__EXERCISE__. Filter the entries, keeping every line with the word "lösenord".

__AVAILABLE DATA__.
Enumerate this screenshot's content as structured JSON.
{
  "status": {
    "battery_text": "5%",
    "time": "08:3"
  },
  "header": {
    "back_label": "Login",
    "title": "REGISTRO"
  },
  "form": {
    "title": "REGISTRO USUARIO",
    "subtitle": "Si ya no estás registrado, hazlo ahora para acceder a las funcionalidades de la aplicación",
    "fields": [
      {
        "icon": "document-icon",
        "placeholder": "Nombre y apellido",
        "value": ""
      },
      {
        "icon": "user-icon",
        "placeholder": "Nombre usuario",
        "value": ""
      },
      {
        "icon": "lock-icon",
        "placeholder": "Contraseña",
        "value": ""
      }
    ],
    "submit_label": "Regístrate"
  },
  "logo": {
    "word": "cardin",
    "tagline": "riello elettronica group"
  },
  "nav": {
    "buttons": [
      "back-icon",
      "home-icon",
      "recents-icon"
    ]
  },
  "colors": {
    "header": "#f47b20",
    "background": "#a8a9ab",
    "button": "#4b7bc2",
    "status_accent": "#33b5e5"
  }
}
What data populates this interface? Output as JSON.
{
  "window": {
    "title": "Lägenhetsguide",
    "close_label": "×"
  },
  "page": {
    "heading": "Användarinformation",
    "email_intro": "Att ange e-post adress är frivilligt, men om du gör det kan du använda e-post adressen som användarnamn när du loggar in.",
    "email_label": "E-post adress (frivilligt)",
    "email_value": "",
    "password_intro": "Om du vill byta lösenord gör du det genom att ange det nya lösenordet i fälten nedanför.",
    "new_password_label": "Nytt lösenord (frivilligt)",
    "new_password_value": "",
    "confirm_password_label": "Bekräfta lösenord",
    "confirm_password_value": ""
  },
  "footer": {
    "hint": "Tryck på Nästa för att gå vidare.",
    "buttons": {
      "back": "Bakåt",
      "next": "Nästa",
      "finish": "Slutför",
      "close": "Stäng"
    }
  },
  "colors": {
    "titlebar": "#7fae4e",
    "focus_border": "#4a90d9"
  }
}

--

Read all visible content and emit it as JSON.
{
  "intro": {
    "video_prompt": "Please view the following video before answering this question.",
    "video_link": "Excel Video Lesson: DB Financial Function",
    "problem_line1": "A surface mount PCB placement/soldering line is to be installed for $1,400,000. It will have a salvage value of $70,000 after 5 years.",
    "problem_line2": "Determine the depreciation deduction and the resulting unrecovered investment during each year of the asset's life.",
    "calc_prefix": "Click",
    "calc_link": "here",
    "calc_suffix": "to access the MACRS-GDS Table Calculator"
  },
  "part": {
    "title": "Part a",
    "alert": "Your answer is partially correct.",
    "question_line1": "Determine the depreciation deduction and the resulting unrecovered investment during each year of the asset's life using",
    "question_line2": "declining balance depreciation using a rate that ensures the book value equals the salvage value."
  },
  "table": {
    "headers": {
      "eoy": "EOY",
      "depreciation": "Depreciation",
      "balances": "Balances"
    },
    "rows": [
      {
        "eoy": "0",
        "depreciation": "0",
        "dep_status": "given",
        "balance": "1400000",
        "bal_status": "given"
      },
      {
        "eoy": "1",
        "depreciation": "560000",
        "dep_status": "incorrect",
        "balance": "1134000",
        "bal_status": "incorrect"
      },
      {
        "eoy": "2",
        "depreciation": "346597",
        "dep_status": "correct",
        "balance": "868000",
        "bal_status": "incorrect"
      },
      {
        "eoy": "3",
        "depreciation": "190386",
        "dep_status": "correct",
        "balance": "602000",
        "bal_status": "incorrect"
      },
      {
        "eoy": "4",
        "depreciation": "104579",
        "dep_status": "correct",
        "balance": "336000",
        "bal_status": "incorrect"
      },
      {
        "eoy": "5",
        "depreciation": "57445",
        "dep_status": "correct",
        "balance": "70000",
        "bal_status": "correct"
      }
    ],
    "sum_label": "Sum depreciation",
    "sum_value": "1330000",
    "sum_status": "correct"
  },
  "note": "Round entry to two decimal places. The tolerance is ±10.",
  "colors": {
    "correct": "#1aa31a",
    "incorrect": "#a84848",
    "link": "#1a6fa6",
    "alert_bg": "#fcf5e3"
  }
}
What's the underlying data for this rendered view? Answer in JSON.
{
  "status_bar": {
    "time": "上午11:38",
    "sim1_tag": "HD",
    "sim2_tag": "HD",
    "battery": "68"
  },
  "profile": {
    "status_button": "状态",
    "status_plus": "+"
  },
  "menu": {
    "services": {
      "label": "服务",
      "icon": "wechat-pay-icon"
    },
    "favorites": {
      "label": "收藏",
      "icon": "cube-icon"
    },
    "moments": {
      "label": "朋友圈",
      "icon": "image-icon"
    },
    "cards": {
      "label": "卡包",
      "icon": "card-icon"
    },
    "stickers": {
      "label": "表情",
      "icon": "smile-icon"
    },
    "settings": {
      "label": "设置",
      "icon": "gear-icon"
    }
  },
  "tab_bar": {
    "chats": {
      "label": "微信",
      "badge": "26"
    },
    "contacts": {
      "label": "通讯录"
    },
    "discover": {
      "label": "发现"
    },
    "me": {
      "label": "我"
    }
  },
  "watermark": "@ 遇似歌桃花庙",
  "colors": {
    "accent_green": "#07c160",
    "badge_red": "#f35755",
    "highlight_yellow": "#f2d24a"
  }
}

__REPLY TO THE EXERCISE__.
    "password_intro": "Om du vill byta lösenord gör du det genom att ange det nya lösenordet i fälten nedanför.",
    "new_password_label": "Nytt lösenord (frivilligt)",
    "confirm_password_label": "Bekräfta lösenord",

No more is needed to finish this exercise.